3 people found this helpful

  • Overall
    5 out of 5 stars
  • Performance
    5 out of 5 stars
  • Story
    5 out of 5 stars
Profile Image for Paul Harrison
  • Paul Harrison
  • 28-10-2020

highly informative book

highly informative book about climate change alarmism, I would recommend to anyone.
the author explains the whole myriad of climate change talking points that exist and uses his own personal experiences and research to put forth his valid arguments against them

2 people found this helpful

  • Overall
    3 out of 5 stars
Profile Image for cmwyoung
  • cmwyoung
  • 02-09-2020

Interesting, but disingenuous.

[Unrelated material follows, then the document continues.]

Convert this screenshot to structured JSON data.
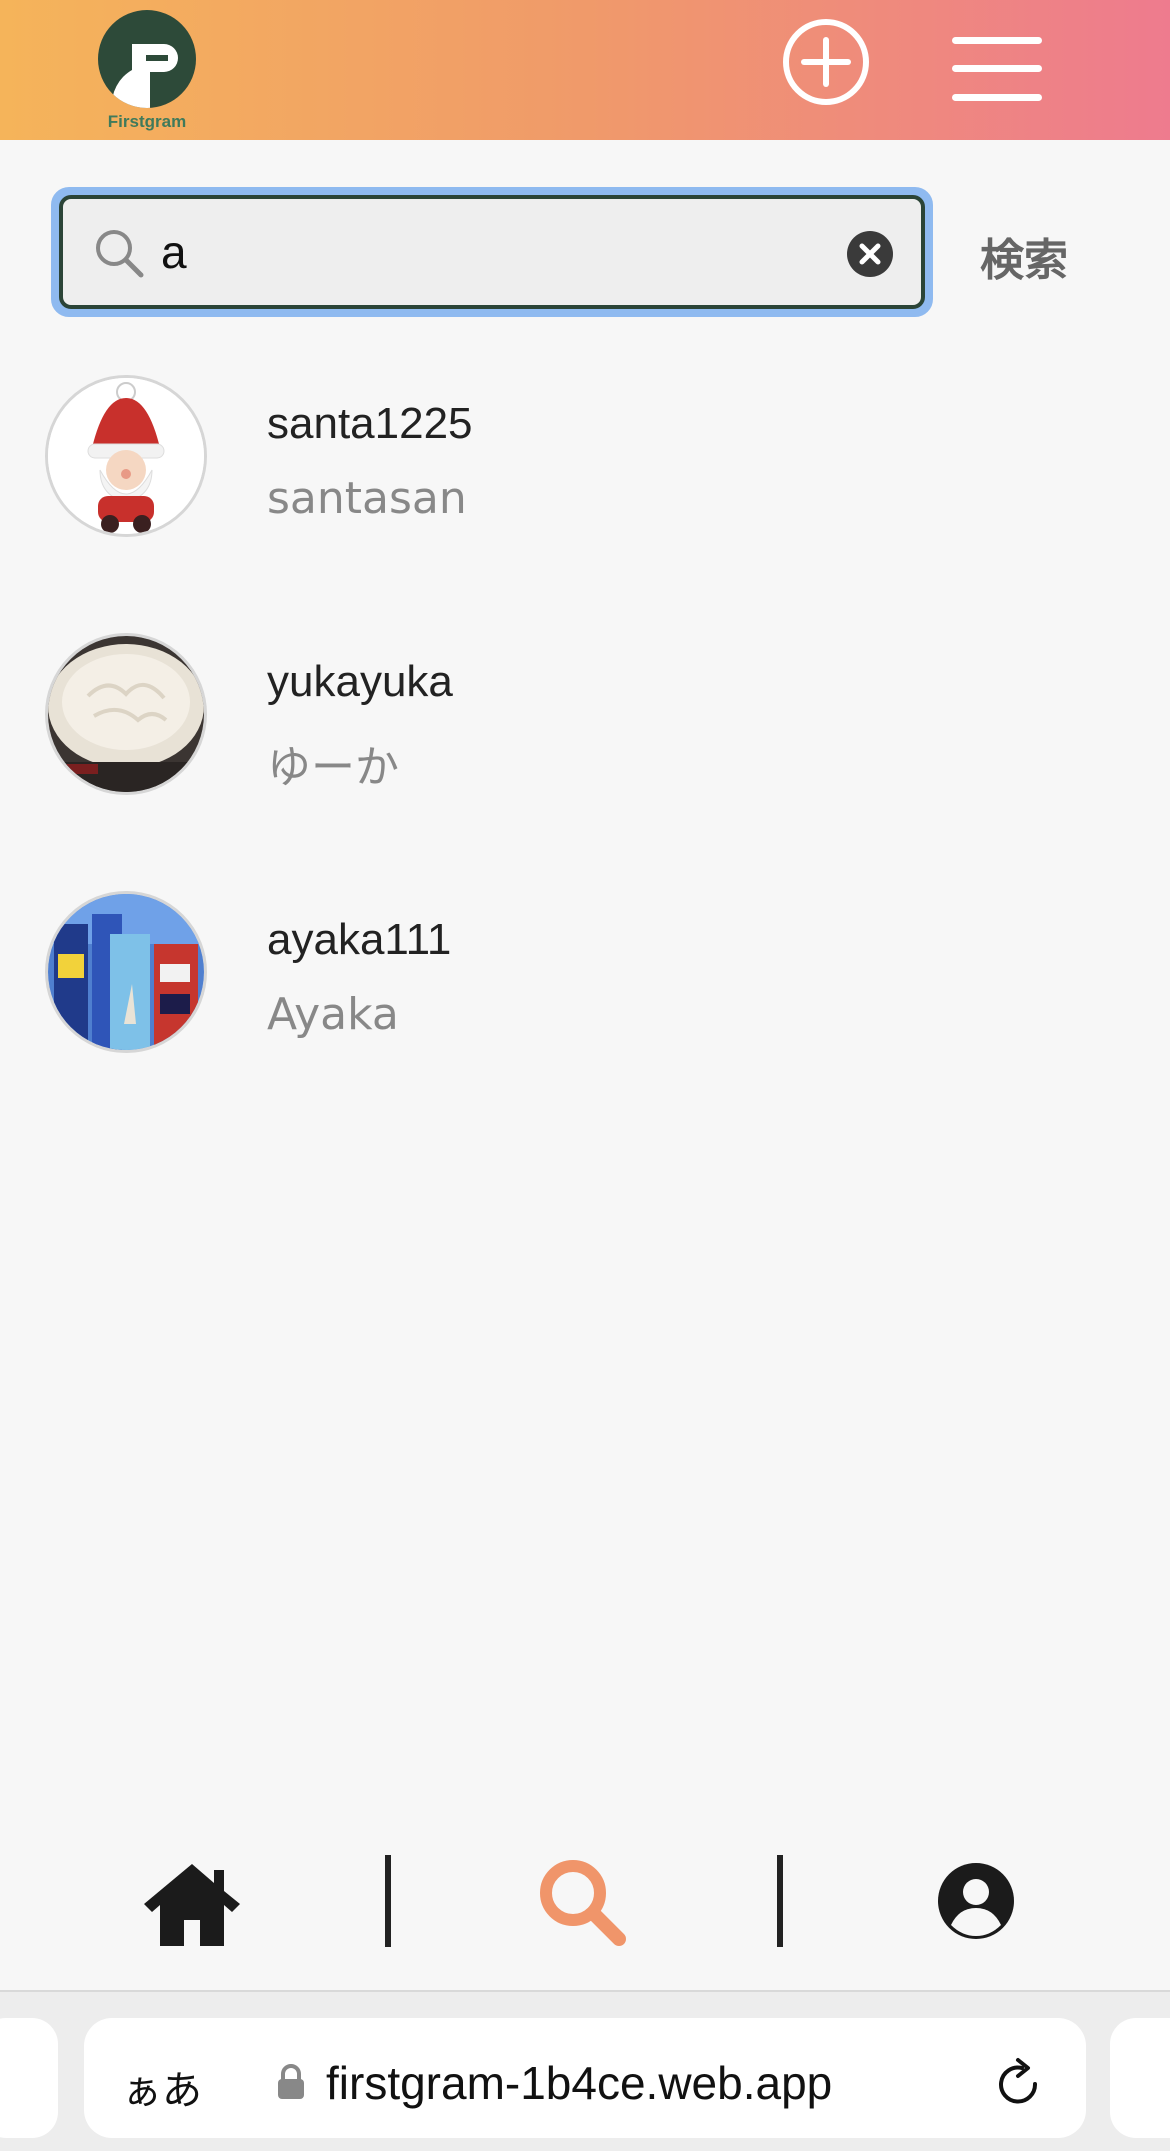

His appeal for rational prioritisation of our ecological challenges is laudable, but when Shellenberger says "Plastics are a waste byproduct of oil manufacturing", as if by buying plastic we're saving it from being dumped, he has stepped over the line into being an apologist for capitalism. I hope he is just being disingenuously provocative, and not funded by the oil and gas lobby...

2 people found this helpful

  • Overall
    5 out of 5 stars
  • Performance
    5 out of 5 stars
  • Story
    5 out of 5 stars
Profile Image for Tahir Nasser
  • Tahir Nasser
  • 04-08-2020

Most important book on the Environment ever

easy to listen to. fantastic evidence based analysis. would recommend to everyone I know. great!

2 people found this helpful

In the spirit of reconciliation, Audible Australia acknowledges the Traditional Custodians of country throughout Australia and their connections to land, sea and community. We pay our respect to their elders past and present and extend that respect to all Aboriginal and Torres Strait Islander peoples today.